# Monoid factorisation

In mathematics, a factorisation of a free monoid is a sequence of subsets of words with the property that every word in the free monoid can be written as a concatenation of elements drawn from the subsets. The Chen–Fox–Lyndon theorem states that the Lyndon words furnish a factorisation. The Schützenberger theorem relates the definition in terms of a multiplicative property to an additive property.[clarification needed]

Let A* be the free monoid on an alphabet A. Let Xi be a sequence of subsets of A* indexed by a totally ordered index set I. A factorisation of a word w in A* is an expression

${\displaystyle w=x_{i_{1}}x_{i_{2}}\cdots x_{i_{n}}\ }$

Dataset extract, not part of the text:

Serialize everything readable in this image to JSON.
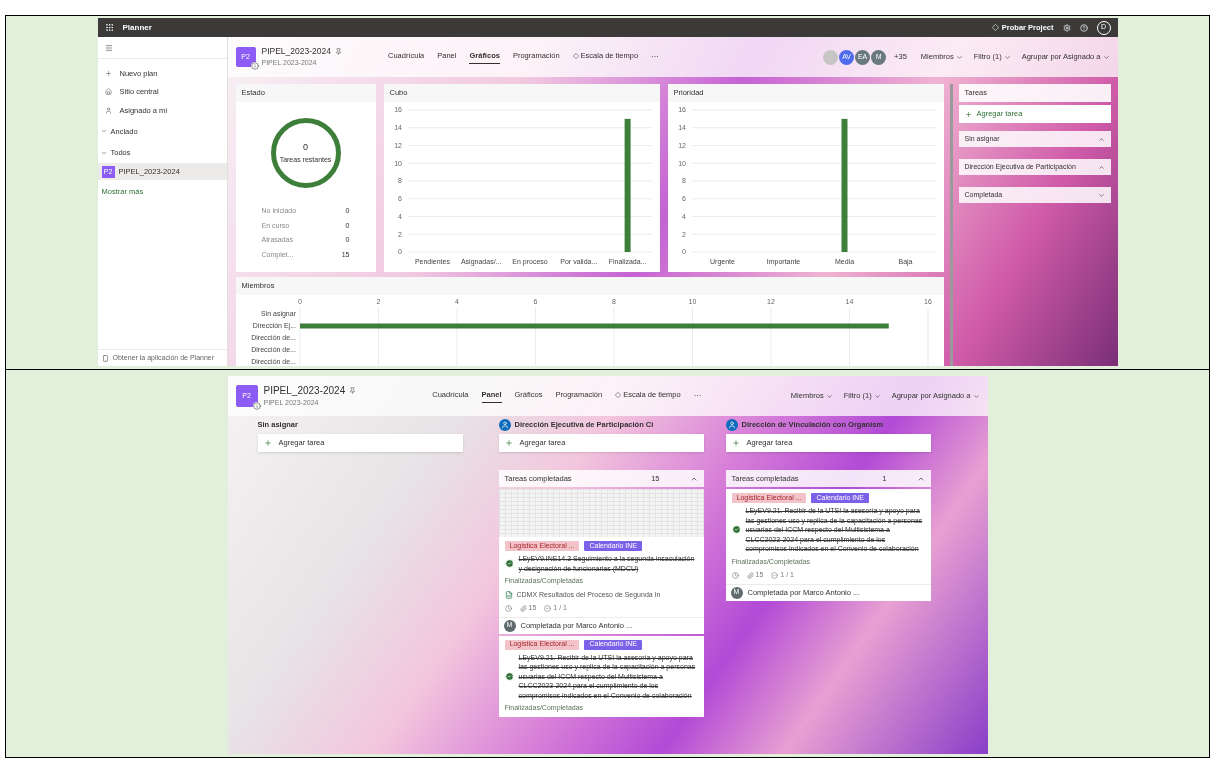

with ${\displaystyle x_{i_{j}}\in X_{i_{j}}}$ and ${\displaystyle i_{1}\geq i_{2}\geq \ldots \geq i_{n}}$. Some authors reverse the order of the inequalities.

## Chen–Fox–Lyndon theorem

A Lyndon word over a totally ordered alphabet A is a word which is lexicographically less than all its rotations.[1] The Chen–Fox–Lyndon theorem states that every string may be formed in a unique way by concatenating a non-increasing sequence of Lyndon words. Hence taking Xl to be the singleton set {l } for each Lyndon word l, with the index set L of Lyndon words ordered lexicographically, we obtain a factorisation of A*.[2] Such a factorisation can be found in linear time.[3]

## Hall words

The Hall set provides a factorization.[4] Indeed, Lyndon words are a special case of Hall words. The article on Hall words provides a sketch of all of the mechanisms needed to establish a proof of this factorization.

## Bisection

A bisection of a free monoid is a factorisation with just two classes X0, X1.[5]

Examples:

A = {a,b}, X0 = {a*b}, X1 = {a}.

If X, Y are disjoint sets of non-empty words, then (X,Y) is a bisection of A* if and only if[6]

${\displaystyle YX\cup A=X\cup Y\ .}$

As a consequence, for any partition P , Q of A+ there is a unique bisection (X,Y) with X a subset of P and Y a subset of Q.[7]

## Schützenberger theorem

This theorem states that a sequence Xi of subsets of A* forms a factorisation if and only if two of the following three statements hold:

• Every element of A* has at least one expression in the required form;[clarification needed]
• Every element of A* has at most one expression in the required form;
• Each conjugate class C meets just one of the monoids Mi = Xi* and the elements of C in Mi are conjugate in Mi.[8][clarification needed]